We are into the Autumn months here in Australia, and it’s a sad season. We all start to put away our summer clothes and break out the winter jackets and scarves. But what about our pets, what are the options for them as the colder weather approaches. Should you be worried about their welfare and rug them up with dog jackets and kitty mittens too?
It tends to be dogs that people worry about dressing up the most. Cats tend to be inside minding their own business, keeping warm on window sills as the colder weather rolls in. They’re not silly. Our furry canine friends can feel the pinch a little more. Now depending on the breed, age, size and thickness of coat of your pooch there are going to be different cases. Also do they live inside or in a dog house?
Some breeds just aren’t cut out for the cold. Their thinner coats do thicken up, but sometimes it’s just not enough. Older animals who can get arthritic and weary boned and are less mobile, give them a hand. Toy breeds and smaller animals tend to require warming too. It can be just as much the owners wanting to look fashionable that leads them down this path anyway…
Pet Fashion for Fashion’s Sake
Sometimes we wonder whether dogs are more of a fashion accessory than a pet at times. The lengths these owners will go to to make them and their dogs look in vogue can be next level. We’re not against it, just saying that’s all…

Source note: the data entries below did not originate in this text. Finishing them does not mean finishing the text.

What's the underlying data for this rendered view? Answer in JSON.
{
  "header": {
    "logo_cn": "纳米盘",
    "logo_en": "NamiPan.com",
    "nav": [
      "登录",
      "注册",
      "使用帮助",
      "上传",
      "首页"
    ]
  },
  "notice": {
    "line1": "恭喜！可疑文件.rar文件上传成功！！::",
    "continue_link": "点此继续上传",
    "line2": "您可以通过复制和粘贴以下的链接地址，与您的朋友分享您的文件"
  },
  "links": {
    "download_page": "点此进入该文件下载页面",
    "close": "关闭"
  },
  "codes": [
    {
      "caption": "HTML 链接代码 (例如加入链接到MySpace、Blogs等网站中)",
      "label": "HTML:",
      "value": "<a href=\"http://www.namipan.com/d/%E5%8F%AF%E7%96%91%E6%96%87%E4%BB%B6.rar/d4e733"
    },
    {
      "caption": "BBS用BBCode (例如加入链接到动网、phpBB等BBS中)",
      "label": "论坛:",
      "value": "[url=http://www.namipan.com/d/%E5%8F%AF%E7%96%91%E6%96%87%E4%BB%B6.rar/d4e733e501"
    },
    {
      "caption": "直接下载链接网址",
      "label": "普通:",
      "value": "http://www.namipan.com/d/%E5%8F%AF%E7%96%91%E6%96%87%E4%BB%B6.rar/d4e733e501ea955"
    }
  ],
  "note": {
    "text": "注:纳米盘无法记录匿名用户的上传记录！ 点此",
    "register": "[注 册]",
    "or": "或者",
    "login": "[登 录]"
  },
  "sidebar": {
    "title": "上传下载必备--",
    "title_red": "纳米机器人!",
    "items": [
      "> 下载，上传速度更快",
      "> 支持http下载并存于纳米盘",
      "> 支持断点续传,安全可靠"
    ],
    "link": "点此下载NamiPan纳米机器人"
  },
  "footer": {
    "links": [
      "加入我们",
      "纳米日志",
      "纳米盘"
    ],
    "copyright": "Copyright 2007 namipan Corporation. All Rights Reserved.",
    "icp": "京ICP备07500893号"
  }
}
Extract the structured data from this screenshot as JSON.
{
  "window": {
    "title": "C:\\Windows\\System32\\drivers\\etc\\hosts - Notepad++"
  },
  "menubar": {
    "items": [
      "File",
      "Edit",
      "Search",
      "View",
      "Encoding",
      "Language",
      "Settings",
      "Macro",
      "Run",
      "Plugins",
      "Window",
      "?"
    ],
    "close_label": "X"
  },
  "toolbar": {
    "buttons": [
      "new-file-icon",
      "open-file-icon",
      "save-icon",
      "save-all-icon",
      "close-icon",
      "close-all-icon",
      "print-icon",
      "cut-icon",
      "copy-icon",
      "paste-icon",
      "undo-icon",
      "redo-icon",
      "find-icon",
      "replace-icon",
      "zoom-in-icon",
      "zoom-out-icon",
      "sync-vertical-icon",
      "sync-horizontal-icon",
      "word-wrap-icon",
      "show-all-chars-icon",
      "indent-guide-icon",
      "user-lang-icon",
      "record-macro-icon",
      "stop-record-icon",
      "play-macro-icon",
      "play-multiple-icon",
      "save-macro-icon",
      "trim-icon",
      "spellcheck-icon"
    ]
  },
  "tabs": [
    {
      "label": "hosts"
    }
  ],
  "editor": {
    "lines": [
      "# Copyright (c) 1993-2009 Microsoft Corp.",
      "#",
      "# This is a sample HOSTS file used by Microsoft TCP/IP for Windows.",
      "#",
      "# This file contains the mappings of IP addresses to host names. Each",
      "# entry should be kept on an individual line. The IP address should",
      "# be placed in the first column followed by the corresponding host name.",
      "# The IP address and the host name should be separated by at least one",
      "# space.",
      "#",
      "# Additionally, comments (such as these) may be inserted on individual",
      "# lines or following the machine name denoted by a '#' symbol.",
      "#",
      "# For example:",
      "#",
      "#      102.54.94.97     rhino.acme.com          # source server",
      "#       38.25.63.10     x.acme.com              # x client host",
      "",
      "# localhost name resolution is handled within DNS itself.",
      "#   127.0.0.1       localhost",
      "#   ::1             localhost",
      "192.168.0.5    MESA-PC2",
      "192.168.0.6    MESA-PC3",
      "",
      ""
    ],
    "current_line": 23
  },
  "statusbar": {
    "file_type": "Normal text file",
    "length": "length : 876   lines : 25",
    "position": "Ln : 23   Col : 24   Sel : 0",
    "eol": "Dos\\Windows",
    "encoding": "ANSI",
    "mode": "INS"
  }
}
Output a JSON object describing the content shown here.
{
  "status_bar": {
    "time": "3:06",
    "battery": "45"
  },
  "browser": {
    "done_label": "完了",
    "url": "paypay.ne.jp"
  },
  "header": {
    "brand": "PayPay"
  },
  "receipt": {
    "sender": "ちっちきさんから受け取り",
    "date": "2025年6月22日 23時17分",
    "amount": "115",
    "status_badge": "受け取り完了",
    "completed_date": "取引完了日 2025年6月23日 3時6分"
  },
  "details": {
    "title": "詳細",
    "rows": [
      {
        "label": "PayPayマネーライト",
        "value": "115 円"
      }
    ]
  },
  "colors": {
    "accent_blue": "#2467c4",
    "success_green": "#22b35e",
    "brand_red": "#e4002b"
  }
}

Are you this type of dog owner?
The choice of whether to dress your pet in a winter woolies is a logical one.
Are they shivering after medium to long periods outside?
It is essential to begin educating your brand-new pup when you take them home. You can do it yourself or choose to use a pro. Local canine training courses are often offered. Ask a local vet for some advice regarding sourcing an instructor or check the local paper for one in your area.
There are 2 sorts of training: behavioral and obedience.
Behavior training stops as well as or addresses naughty traits that your dog could create or already does. It is essential to be constant during the training procedure. As an example, do not allow your new puppy on the couch unless you are preparing to allow it on the couch when it’s fully grown. This will puzzle it, creating issues. Making the effort to learn organic canine behavior as well as satisfying the dog’s all-natural reactions in addition to proper workout will certainly aid you to communicate to your dog and also could suggest the difference between success and also failure.
Obedience training is educating the pet to comply with particular commands such as rest, stay, come and also teaching it to heel. Educating sessions should be regular yet brief to prevent your dog from ending up being burnt out; ten to fifteen min sessions, 2 or 3 times a day will be sufficient.
Just before commanding your pet, use its name to get its interest; With commands like “come,” “rest,” “sit” or “heel.” You will most likely need to do this several times over. Never utilize negative reinforcement. Do not call your canine ahead to you for punishment due to the fact that this will associate negative connotations with having their name called. Make certain to keep any type of aggravation. If you feel yourself coming to be frustrated, pause. Your pooch can notice this as well as will start to connect training with your misery. You can’t conceal your stress from a dog.